_PROBLEM DESCRIPTION_.
Each line below must be reproduced exactly as it stands. Pictures stay out of the copy.

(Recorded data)
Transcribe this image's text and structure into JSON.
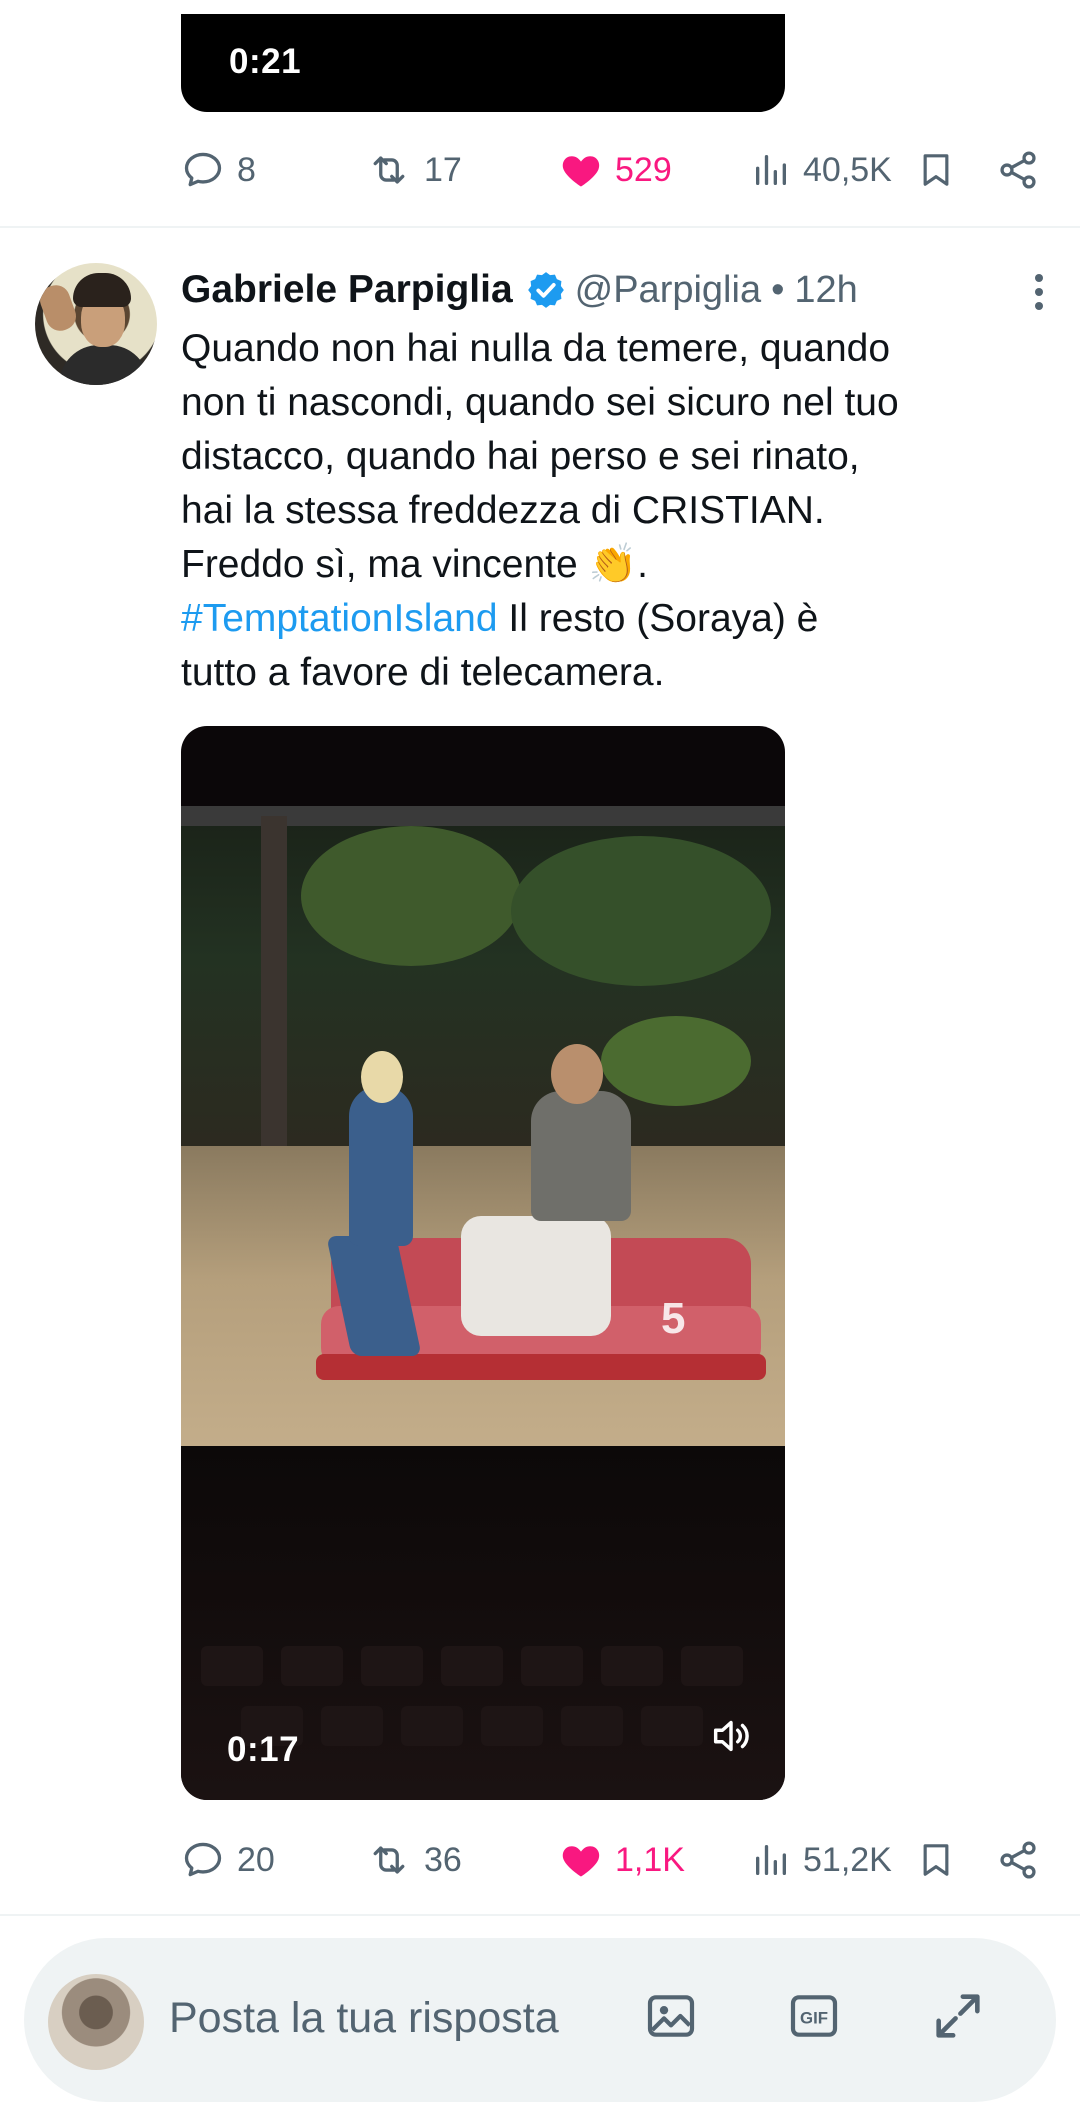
{
  "previous_tweet": {
    "video_time": "0:21",
    "actions": {
      "replies": "8",
      "reposts": "17",
      "likes": "529",
      "views": "40,5K"
    }
  },
  "tweet": {
    "author_name": "Gabriele Parpiglia",
    "handle": "@Parpiglia",
    "separator": "•",
    "time": "12h",
    "text_lines": [
      "Quando non hai nulla da temere, quando",
      "non ti nascondi, quando sei sicuro nel tuo",
      "distacco, quando hai perso e sei rinato,",
      "hai la stessa freddezza di CRISTIAN.",
      "Freddo sì, ma vincente 👏.",
      "Il resto (Soraya) è",
      "tutto a favore di telecamera."
    ],
    "hashtag": "#TemptationIsland",
    "media": {
      "video_time": "0:17",
      "channel_logo": "5"
    },
    "actions": {
      "replies": "20",
      "reposts": "36",
      "likes": "1,1K",
      "views": "51,2K"
    }
  },
  "compose": {
    "placeholder": "Posta la tua risposta"
  },
  "colors": {
    "like": "#f91880",
    "link": "#1d9bf0",
    "verified": "#1d9bf0",
    "secondary_text": "#536471"
  },
  "icons": [
    "reply-icon",
    "repost-icon",
    "heart-icon",
    "views-icon",
    "bookmark-icon",
    "share-icon",
    "verified-badge-icon",
    "more-icon",
    "volume-icon",
    "image-icon",
    "gif-icon",
    "expand-icon"
  ]
}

_EXERCISE OUTPUT_.
Transcribe this image's text and structure into JSON.
{
  "previous_tweet": {
    "video_time": "0:21",
    "actions": {
      "replies": "8",
      "reposts": "17",
      "likes": "529",
      "views": "40,5K"
    }
  },
  "tweet": {
    "author_name": "Gabriele Parpiglia",
    "handle": "@Parpiglia",
    "separator": "•",
    "time": "12h",
    "text_lines": [
      "Quando non hai nulla da temere, quando",
      "non ti nascondi, quando sei sicuro nel tuo",
      "distacco, quando hai perso e sei rinato,",
      "hai la stessa freddezza di CRISTIAN.",
      "Freddo sì, ma vincente 👏.",
      "Il resto (Soraya) è",
      "tutto a favore di telecamera."
    ],
    "hashtag": "#TemptationIsland",
    "media": {
      "video_time": "0:17",
      "channel_logo": "5"
    },
    "actions": {
      "replies": "20",
      "reposts": "36",
      "likes": "1,1K",
      "views": "51,2K"
    }
  },
  "compose": {
    "placeholder": "Posta la tua risposta"
  },
  "colors": {
    "like": "#f91880",
    "link": "#1d9bf0",
    "verified": "#1d9bf0",
    "secondary_text": "#536471"
  },
  "icons": [
    "reply-icon",
    "repost-icon",
    "heart-icon",
    "views-icon",
    "bookmark-icon",
    "share-icon",
    "verified-badge-icon",
    "more-icon",
    "volume-icon",
    "image-icon",
    "gif-icon",
    "expand-icon"
  ]
}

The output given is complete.